As I continue to think about my late Mother, Kaye Gillespie, I’ve decided to use The Message as my sole Bible translation for the next year. This was my Mom’s favorite translation and she even gave a copy of it to my daughter on her 9th birthday. I have to be honest, though…I’ve never really been a fan of The Message. And to be honest ever further, I’ve never really given it a proper reading, either. While I enjoy a good dynamic equivalent translation (the Common English Bible and the New Living Translation are my current favorites and have been for awhile), I’ve never really considered a “paraphrase” as a go-to Bible. But The Message really isn’t a paraphrase as it’s more of an idiomatic translation from the original languages into contemporary English.
For those of you who don’t know, The Message is a Bible written by Eugene H. Peterson, an awarding winning author, pastor, poet, and scholar. Peterson decided to create this work because of a class he was teaching on Paul’s letter to the Galatians.

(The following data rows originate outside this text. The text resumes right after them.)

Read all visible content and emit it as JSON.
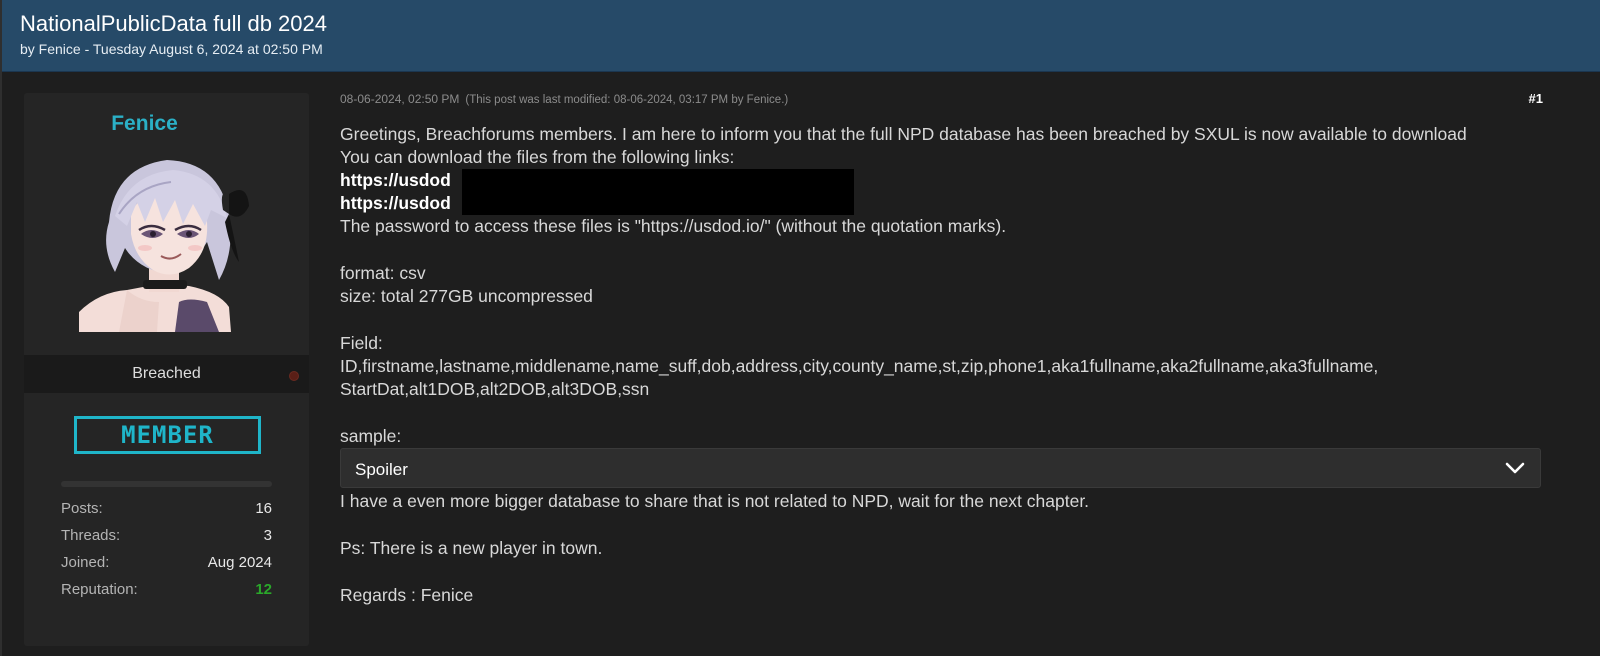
{
  "thread": {
    "title": "NationalPublicData full db 2024",
    "subtitle": "by Fenice - Tuesday August 6, 2024 at 02:50 PM"
  },
  "user": {
    "name": "Fenice",
    "rank": "Breached",
    "badge": "MEMBER",
    "stats": [
      {
        "label": "Posts:",
        "value": "16"
      },
      {
        "label": "Threads:",
        "value": "3"
      },
      {
        "label": "Joined:",
        "value": "Aug 2024"
      },
      {
        "label": "Reputation:",
        "value": "12"
      }
    ]
  },
  "post": {
    "date": "08-06-2024, 02:50 PM",
    "edit_note": "(This post was last modified: 08-06-2024, 03:17 PM by Fenice.)",
    "number": "#1",
    "intro": "Greetings, Breachforums members. I am here to inform you that the full NPD database has been breached by SXUL is now available to download",
    "download_text": "You can download the files from the following links:",
    "links": [
      "https://usdod",
      "https://usdod"
    ],
    "password": "The password to access these files is \"https://usdod.io/\" (without the quotation marks).",
    "format": "format: csv",
    "size": "size: total 277GB uncompressed",
    "field_label": "Field:",
    "fields": "ID,firstname,lastname,middlename,name_suff,dob,address,city,county_name,st,zip,phone1,aka1fullname,aka2fullname,aka3fullname, StartDat,alt1DOB,alt2DOB,alt3DOB,ssn",
    "sample_label": "sample:",
    "spoiler_label": "Spoiler",
    "outro": "I have a even more bigger database to share that is not related to NPD, wait for the next chapter.",
    "ps": "Ps: There is a new player in town.",
    "regards": "Regards : Fenice"
  }
}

He said—
“I began to realize that the adults in my class weren’t feeling the vitality and directness that I sensed as I read and studied the New Testament in its original Greek. Writing straight from the original text, I began to attempt to bring into English the rhythms and idioms of the original language. I knew that the early readers of the New Testament were captured and engaged by these writings and I wanted my congregation to be impacted in the same way. I hoped to bring the New Testament to life for two different types of people: those who hadn’t read the Bible because it seemed too distant and irrelevant and those who had read the Bible so much that it had become ‘old hat’.”
I remember seeing a copy of The Message on a bookshelf at my parent’s home and thought of it more as a novelty than a “serious” Bible (whatever that means). But then I started hearing more about it from Bono and U2 (if you don’t know, I’m a huge U2 fan). And sometimes I’d check it’s version of a passage for my Lectionary Reflection series. More often than not, though, I’d go with a different Bible translation.

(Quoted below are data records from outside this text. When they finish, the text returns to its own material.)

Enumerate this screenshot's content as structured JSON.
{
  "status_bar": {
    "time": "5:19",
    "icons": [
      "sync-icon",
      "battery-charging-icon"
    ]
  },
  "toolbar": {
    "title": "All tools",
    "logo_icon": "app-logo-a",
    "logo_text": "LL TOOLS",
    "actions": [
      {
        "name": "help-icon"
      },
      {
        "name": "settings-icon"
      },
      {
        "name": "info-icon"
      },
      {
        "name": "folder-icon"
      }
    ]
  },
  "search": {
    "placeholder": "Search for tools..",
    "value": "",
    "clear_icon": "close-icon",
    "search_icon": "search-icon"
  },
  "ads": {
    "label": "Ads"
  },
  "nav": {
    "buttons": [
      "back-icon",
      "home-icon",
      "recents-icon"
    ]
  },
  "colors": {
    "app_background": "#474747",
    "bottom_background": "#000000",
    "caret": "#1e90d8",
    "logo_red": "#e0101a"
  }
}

And then I stumbled upon this conversation between Bono and Peterson.
I was really taken aback and thought I’d give The Message another look.
But I didn’t.

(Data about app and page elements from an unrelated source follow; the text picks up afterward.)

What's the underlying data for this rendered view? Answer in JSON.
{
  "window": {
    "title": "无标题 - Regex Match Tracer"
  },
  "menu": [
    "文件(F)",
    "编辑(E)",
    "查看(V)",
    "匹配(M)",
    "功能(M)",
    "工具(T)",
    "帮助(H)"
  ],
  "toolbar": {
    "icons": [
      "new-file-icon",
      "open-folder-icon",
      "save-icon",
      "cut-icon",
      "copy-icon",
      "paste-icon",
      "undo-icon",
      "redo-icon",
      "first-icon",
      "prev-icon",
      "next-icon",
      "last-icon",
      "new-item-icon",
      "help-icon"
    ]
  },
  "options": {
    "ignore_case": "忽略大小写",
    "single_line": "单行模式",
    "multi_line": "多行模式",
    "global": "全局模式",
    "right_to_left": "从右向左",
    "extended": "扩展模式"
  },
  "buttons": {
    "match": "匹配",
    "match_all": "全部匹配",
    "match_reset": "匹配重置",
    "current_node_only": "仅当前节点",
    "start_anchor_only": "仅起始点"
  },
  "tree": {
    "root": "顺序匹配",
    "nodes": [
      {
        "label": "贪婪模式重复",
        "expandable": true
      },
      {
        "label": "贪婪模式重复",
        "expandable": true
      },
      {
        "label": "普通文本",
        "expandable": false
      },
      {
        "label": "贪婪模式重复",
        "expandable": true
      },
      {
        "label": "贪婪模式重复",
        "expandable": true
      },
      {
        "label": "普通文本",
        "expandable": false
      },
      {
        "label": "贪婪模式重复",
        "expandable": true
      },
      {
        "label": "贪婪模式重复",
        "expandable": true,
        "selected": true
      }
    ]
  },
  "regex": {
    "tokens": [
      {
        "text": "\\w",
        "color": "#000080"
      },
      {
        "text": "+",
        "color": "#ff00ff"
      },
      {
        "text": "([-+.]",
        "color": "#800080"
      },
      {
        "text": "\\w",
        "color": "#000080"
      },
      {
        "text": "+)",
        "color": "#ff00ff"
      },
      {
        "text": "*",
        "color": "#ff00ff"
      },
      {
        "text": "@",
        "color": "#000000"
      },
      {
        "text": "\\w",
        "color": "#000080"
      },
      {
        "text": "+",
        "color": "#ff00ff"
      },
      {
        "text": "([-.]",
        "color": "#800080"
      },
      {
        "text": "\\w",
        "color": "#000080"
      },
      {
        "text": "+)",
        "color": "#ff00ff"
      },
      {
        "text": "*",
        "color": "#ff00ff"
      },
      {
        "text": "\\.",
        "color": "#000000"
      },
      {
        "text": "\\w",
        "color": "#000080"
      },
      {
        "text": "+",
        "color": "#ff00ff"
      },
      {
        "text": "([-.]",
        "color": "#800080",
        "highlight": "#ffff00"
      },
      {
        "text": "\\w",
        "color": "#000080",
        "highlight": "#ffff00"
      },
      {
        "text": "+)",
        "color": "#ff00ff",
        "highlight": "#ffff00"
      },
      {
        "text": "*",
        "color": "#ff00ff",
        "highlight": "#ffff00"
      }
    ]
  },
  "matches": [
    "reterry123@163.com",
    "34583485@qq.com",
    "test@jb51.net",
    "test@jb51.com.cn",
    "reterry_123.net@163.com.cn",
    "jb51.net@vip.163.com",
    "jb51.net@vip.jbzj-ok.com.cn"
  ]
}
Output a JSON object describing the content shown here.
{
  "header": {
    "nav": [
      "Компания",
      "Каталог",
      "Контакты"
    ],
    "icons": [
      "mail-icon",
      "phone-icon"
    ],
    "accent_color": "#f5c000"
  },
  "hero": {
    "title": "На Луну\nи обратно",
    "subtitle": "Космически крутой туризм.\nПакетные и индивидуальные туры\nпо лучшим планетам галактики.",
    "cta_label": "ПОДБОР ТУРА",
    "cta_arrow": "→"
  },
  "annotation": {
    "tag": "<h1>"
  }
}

That is, until I wrote that recent piece about my Mom. It struck me then that she really liked this version of the Bible and that I should give it a proper go. So, my pledge is not to use any other translations, not even for reference, for an entire year—just use The Message as my only text.
So, there you go. For a year (at least), as a pledge to my Mom, I’ll only be using The Message. How it will affect you, dear reader, is that’s the version you’ll see quoted on my blog. While I may reference other texts (as I do from time to time), The Message will be the version you read for all of my main Bible quotes.
I hope you enjoy this journey and I’m glad you’re taking it with me. Perhaps you, too, will find out why it’s called a “reader’s Bible.”
In the Love of the Three in One,
Br. Jack+, LC